Not everything you do is going to work and sometimes Google will change the algorithm so the things that used to work yesterday won’t work tomorrow (e.g.: keyword optimization, the meta keywords tag, being janky and putting keyword text on the page that was the same color as the background and thinking you’re slick, etc.) so you can’t just ‘do SEO’. As I said, Google is constantly changing the algorithm and guess what – they’re not going to tell you when they do it. Or what they did to it. Or anything at all.
So, yes, you have to sit back and wait to see what happens and that could take a while. Once you see what happens with what you did only then the real work begins. This was all just the set up. The foundation.
Don’t forget, the ‘O’ stands for ‘Optimization’.
You need to constantly monitor your KPIs, track your results and figure out what’s working, why it’s working and how you can make that happen on a different page.

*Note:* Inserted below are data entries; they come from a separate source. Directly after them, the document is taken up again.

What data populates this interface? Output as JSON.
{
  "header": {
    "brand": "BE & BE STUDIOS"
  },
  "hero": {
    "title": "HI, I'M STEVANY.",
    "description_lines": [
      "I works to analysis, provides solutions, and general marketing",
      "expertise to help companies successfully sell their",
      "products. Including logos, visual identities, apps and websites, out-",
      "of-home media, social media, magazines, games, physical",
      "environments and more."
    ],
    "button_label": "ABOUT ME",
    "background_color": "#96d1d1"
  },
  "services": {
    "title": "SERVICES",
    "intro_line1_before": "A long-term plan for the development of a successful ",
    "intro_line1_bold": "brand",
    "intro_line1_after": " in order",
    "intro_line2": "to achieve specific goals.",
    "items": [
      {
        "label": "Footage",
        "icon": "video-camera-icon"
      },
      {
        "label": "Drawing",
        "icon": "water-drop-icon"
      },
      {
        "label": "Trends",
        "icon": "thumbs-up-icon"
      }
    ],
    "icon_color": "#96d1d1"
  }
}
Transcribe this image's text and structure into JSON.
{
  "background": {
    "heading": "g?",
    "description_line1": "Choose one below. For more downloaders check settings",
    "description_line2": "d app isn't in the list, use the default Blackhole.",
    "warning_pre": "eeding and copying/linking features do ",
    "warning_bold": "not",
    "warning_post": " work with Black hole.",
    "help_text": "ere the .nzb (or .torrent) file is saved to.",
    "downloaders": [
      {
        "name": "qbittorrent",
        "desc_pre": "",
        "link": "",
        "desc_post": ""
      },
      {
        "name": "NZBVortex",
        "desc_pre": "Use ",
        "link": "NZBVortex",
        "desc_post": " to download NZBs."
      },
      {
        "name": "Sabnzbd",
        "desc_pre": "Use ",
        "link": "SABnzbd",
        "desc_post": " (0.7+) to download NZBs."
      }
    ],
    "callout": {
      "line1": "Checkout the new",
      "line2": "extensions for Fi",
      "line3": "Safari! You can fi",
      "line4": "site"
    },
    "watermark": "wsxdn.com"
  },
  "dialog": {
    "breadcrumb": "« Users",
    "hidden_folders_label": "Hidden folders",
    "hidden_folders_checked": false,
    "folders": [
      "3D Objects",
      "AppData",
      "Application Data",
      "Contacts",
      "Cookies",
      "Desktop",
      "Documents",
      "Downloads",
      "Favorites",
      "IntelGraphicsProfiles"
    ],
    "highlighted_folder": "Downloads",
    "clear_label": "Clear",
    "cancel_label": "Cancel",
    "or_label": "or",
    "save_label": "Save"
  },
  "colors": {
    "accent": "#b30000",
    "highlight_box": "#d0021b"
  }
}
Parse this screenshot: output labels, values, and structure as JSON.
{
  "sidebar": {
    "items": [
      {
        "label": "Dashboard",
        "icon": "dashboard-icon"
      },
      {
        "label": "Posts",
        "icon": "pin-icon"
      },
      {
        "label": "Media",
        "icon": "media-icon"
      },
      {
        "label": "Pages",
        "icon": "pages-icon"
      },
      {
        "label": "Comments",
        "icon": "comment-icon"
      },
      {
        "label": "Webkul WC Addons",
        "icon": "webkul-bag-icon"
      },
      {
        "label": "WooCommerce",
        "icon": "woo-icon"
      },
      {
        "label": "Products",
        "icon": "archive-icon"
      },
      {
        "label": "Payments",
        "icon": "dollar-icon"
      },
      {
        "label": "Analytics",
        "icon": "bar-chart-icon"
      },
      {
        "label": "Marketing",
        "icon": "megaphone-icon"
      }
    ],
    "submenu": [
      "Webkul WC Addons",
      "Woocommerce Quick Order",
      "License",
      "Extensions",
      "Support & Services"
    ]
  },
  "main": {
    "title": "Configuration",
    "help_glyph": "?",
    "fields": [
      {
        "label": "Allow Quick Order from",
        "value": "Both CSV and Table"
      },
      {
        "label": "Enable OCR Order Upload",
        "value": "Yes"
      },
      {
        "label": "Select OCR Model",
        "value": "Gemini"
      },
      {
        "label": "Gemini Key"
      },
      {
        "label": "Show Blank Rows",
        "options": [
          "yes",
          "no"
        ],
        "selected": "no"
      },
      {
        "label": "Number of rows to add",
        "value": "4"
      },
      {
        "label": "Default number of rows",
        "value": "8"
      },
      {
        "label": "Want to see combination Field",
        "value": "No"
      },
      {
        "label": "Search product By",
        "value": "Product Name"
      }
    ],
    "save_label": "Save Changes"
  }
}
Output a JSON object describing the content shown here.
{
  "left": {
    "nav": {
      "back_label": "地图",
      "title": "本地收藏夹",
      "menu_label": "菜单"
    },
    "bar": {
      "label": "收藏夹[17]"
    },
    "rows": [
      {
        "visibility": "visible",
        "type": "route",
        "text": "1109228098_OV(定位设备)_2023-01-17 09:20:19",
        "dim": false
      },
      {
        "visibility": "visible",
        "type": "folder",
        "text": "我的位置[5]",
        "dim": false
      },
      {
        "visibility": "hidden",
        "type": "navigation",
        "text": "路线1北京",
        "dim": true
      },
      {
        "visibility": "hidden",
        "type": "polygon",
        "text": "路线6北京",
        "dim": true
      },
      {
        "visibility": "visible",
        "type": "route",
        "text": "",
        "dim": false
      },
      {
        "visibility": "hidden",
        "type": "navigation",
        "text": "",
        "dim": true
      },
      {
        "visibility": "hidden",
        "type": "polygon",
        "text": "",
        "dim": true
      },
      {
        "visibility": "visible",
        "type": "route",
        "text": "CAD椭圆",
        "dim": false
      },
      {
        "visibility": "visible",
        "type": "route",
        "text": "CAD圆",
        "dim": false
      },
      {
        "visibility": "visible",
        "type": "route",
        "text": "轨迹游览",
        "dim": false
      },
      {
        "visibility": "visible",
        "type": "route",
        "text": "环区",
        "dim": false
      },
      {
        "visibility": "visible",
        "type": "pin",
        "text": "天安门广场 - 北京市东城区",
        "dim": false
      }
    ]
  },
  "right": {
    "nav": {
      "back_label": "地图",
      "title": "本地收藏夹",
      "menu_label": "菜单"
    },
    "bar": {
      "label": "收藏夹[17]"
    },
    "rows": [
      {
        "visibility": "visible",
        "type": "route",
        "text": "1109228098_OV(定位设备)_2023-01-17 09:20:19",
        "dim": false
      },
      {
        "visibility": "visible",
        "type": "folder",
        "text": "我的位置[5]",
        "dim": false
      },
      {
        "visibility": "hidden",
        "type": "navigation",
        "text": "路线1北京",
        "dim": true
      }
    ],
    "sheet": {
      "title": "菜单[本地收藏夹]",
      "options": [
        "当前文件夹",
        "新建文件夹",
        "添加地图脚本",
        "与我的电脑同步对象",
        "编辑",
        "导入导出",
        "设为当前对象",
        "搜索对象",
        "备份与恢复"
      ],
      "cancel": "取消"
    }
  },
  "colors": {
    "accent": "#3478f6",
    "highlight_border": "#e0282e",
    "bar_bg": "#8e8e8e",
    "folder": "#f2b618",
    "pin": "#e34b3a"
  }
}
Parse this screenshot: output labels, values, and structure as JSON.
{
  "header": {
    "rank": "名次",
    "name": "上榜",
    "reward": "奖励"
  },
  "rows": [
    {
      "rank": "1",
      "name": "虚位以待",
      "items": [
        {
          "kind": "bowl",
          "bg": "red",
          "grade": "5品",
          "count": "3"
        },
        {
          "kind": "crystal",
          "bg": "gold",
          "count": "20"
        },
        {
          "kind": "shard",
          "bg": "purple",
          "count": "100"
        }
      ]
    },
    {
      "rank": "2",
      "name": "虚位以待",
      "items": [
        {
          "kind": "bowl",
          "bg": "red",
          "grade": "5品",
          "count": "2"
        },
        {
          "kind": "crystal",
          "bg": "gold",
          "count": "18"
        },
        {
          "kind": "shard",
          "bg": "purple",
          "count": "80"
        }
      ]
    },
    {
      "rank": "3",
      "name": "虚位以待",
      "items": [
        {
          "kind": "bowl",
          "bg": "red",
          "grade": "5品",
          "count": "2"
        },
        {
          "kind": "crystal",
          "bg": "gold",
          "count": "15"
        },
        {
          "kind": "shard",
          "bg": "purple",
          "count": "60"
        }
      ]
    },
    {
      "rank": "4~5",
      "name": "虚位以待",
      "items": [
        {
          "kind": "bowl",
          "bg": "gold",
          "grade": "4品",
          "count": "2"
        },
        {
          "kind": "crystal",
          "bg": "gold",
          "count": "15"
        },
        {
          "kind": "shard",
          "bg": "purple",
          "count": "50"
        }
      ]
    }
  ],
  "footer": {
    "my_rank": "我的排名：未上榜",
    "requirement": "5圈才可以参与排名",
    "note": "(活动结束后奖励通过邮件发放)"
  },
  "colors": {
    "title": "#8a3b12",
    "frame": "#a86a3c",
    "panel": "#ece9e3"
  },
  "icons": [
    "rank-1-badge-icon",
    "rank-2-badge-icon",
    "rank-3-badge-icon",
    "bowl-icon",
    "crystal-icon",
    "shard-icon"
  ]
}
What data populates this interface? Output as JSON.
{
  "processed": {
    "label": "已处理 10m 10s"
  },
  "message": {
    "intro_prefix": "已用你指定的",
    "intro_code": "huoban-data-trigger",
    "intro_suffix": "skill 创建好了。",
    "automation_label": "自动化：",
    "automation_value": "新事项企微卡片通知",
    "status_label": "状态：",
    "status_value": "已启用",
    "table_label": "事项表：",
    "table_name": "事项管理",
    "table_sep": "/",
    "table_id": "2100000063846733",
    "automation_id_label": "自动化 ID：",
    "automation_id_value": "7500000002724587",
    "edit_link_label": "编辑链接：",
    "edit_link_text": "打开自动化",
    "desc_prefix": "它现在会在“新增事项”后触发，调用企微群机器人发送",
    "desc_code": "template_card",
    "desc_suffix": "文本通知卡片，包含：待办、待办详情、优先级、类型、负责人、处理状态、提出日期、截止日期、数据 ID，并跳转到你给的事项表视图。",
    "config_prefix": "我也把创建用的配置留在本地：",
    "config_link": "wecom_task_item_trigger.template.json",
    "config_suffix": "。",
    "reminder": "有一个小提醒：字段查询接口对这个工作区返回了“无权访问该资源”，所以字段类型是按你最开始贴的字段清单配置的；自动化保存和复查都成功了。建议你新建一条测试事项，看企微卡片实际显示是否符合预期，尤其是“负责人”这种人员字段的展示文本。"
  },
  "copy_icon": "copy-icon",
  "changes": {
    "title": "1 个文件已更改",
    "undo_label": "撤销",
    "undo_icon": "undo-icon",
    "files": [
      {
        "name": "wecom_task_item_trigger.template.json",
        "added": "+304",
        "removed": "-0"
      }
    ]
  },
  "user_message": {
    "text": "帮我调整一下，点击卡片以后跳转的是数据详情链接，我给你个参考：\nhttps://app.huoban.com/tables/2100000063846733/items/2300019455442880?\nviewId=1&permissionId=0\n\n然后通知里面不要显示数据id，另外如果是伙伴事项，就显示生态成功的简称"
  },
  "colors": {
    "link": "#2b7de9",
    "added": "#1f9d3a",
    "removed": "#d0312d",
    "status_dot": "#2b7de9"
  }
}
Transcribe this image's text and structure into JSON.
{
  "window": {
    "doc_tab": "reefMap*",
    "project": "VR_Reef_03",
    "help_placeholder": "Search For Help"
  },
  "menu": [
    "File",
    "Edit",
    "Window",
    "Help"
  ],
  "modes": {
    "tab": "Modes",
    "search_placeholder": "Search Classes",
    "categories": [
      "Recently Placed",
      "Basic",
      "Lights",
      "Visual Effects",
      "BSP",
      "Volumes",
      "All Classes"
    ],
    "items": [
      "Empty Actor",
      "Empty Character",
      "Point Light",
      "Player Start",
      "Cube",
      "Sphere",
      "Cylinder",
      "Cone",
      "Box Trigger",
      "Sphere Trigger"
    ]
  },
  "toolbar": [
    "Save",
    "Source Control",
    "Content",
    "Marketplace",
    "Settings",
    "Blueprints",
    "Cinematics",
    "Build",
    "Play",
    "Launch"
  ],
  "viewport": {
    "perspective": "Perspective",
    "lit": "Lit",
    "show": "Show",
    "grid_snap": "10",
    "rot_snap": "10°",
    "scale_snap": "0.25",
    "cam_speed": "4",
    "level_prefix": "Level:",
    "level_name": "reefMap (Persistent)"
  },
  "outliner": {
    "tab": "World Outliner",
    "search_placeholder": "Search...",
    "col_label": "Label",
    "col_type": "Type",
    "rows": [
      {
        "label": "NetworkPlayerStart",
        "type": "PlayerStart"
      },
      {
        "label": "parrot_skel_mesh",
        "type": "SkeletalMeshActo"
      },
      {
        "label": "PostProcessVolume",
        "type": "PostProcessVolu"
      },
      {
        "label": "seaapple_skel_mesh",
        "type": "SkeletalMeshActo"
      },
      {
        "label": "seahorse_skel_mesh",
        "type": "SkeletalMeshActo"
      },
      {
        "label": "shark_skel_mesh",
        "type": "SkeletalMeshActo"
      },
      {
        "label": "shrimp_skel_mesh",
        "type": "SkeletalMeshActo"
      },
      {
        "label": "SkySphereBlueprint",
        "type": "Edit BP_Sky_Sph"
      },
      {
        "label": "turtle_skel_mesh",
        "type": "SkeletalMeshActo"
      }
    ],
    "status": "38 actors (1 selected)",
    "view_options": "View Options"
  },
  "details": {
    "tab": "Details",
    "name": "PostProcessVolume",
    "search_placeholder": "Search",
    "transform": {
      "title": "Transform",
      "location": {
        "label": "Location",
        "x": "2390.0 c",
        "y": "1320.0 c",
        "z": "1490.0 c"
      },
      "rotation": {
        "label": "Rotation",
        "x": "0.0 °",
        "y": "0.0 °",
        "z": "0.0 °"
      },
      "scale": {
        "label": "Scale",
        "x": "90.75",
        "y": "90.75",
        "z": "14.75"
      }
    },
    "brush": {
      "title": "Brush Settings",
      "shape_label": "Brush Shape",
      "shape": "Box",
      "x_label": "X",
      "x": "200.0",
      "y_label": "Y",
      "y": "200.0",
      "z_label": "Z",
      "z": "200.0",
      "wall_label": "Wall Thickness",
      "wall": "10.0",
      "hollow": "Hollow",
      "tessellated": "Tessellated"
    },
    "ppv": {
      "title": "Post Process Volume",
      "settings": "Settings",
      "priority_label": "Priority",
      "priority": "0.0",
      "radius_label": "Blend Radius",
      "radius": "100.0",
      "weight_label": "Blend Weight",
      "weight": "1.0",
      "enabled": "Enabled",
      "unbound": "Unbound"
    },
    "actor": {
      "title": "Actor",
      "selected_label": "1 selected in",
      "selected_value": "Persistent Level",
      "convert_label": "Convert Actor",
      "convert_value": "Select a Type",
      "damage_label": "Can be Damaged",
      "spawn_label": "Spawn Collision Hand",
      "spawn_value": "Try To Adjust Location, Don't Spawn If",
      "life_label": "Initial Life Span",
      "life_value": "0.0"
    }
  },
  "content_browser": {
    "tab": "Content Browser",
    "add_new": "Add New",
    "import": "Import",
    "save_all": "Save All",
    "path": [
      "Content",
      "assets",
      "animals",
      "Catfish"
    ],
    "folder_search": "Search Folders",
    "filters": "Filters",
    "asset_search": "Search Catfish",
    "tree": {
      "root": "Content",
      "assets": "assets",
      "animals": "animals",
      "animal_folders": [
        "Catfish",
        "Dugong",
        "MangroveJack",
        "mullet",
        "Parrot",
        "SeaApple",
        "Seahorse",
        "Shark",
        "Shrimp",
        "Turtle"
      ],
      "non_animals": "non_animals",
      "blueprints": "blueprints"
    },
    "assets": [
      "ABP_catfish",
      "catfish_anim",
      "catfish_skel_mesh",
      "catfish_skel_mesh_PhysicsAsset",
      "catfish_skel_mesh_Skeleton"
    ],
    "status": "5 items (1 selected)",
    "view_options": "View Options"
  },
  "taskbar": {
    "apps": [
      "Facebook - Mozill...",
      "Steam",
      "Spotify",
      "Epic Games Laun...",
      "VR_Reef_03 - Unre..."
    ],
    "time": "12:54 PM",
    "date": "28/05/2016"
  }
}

Oh yeah, I said ‘page’ not site. Google ranks individual pages, not entire sites. You didn’t know? This is why SEOs have jobs. Between optimization of new pages, current pages, content rewrites for Panda, landing page testing, citation cleanups, backlink monitoring and building and more, it never ends.
And I didn’t even mention the fact that there’s Rankbrain, featured snippets or voice search to consider.
Yup. It just keeps going.
The Bottom Line:
It can be constant chaos but the good news is that with organic traffic, unless someone does something stupid with the technical side, like blocking all your pages from the bots with a bad robots.txt file or something, there is never an actual ’emergency’. Things just don’t move that fast in Organic to make that a thing. There aren’t any ‘fires’ to put out or ‘blown budgets’ or anything like that. Instead, it’s a lot of ‘I just did all this work and I’m still not getting any traffic?’ and that’s just because it takes so long to actually see a difference.
SEO is basically a lot of hurry up and wait and as soon as you think you’ve got it, someone changes something or your competitors do something and you have to rethink everything.
For the entire life span of your site.
Welcome to the club.